In essence, you can build a profit map by doing an all-in P&L on every invoice line. This yields a very detailed picture of the company’s profit landscape by account, product, vendor, service, cost factor, and numerous other dimensions.
The reason it is critical to do a full P&L by invoice line is that accounting systems aggregate revenues and costs in separate buckets. This makes it impossible to match each of your revenue sources to the cost of generating it.
Think about this: Are all your products priced the same in every account? Is the cost to serve all accounts equivalent? If not, you need to understand how to match specific costs to specific revenue streams on a very granular basis, and this is especially critical for major accounts with substantial bargaining power.
Islands of Profit
If, as with nearly all companies, 15 percent of your accounts are providing 150 percent of your profits, your most important objective is to secure and grow these Island of Profit accounts. Yet if they are providing only 30 percent of your revenues, in most companies they will be getting only 30 percent, or less, of your “love.”
These high-profit key customers are your most important asset. In fact, they probably are not even getting as much attention as your large accounts that are unprofitable, because your big, low-profit customers are always pushing and complaining.
As a strategic account manager, you have three very important “profit levers” to turbocharge the profitability of your Islands of Profit strategic accounts: (1) profiling and account selection; (2) pricing and product portfolio; and (3) supply chain integration.
Part 2 of this blog will look closely at the three profit levers distributors can pull.

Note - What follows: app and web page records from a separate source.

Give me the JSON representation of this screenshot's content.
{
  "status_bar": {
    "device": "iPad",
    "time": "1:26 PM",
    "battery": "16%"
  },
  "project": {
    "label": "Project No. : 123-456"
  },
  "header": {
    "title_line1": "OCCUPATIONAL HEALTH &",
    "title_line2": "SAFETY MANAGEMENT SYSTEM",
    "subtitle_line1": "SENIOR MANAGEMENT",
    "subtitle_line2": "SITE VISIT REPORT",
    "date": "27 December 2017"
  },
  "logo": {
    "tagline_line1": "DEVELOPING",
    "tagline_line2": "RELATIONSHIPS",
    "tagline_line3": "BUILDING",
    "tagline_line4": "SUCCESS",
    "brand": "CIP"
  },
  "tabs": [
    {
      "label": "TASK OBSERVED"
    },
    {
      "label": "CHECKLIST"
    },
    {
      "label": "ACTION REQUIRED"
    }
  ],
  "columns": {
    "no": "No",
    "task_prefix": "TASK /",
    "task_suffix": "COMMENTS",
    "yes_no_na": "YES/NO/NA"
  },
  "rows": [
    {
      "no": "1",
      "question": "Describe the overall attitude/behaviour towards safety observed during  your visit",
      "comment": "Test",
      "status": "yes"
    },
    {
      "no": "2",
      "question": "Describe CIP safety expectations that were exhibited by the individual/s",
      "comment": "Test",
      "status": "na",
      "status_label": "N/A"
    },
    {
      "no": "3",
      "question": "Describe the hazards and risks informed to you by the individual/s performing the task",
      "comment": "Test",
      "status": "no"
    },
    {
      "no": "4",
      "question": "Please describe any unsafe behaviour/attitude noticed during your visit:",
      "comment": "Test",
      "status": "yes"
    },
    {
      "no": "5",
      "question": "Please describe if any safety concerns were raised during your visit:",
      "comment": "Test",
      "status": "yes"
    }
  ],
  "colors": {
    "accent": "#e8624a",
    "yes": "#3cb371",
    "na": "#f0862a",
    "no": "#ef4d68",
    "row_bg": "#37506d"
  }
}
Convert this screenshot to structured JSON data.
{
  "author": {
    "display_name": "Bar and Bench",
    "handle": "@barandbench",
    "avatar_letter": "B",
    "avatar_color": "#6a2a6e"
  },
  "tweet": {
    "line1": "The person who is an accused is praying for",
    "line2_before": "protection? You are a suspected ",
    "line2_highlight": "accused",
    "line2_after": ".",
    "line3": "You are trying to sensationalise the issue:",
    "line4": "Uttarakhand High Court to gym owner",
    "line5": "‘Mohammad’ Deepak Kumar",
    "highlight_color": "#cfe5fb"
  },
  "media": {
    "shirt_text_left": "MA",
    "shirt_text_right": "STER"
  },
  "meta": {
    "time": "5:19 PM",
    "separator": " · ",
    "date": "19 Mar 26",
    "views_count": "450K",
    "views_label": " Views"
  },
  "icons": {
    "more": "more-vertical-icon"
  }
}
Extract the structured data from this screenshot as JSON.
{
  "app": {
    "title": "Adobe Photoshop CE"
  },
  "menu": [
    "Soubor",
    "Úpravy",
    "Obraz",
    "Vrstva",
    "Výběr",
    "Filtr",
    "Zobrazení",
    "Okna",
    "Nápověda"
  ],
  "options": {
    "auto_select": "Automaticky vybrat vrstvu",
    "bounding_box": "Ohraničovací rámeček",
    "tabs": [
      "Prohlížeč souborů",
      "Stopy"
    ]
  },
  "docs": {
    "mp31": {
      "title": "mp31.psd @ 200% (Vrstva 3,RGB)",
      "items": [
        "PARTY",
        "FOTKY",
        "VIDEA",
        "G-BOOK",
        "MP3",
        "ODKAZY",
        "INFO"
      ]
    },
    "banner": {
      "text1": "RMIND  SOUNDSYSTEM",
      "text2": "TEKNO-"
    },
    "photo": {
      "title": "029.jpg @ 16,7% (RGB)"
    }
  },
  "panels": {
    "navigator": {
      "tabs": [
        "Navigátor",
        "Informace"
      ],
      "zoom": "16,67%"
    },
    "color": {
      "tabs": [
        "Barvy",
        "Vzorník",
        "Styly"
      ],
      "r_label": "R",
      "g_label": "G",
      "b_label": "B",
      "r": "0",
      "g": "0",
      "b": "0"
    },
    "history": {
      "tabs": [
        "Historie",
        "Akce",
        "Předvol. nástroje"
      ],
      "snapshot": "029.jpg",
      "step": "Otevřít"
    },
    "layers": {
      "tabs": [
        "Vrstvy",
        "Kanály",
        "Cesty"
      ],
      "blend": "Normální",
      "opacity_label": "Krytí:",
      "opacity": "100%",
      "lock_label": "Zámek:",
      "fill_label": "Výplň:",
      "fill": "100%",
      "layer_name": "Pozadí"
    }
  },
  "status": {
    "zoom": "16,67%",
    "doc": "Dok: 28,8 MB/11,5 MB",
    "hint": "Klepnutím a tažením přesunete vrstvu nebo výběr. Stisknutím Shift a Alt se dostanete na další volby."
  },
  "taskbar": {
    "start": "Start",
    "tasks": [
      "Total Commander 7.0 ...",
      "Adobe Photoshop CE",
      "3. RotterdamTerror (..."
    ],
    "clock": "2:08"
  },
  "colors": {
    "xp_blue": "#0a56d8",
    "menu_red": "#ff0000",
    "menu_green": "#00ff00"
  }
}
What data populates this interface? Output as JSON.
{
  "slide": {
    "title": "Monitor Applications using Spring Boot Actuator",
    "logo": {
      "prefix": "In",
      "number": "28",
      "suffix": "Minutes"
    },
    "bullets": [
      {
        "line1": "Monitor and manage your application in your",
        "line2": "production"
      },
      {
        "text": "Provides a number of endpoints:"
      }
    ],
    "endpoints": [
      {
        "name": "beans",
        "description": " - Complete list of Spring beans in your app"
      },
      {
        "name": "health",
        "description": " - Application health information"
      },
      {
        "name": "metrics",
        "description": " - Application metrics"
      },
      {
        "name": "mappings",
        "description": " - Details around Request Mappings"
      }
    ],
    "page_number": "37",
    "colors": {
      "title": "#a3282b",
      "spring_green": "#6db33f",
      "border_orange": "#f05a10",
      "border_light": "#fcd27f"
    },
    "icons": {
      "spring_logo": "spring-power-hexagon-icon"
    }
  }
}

Jonathan Byrnes is a senior lecturer at MIT and author of the recent book, Islands of Profit in a Sea of Red Ink. He is founder and CEO of Profit Isle, a consulting company with which he has advised over 50 major companies, medical institutions and industry associations. Contact him at firstname.lastname@example.org.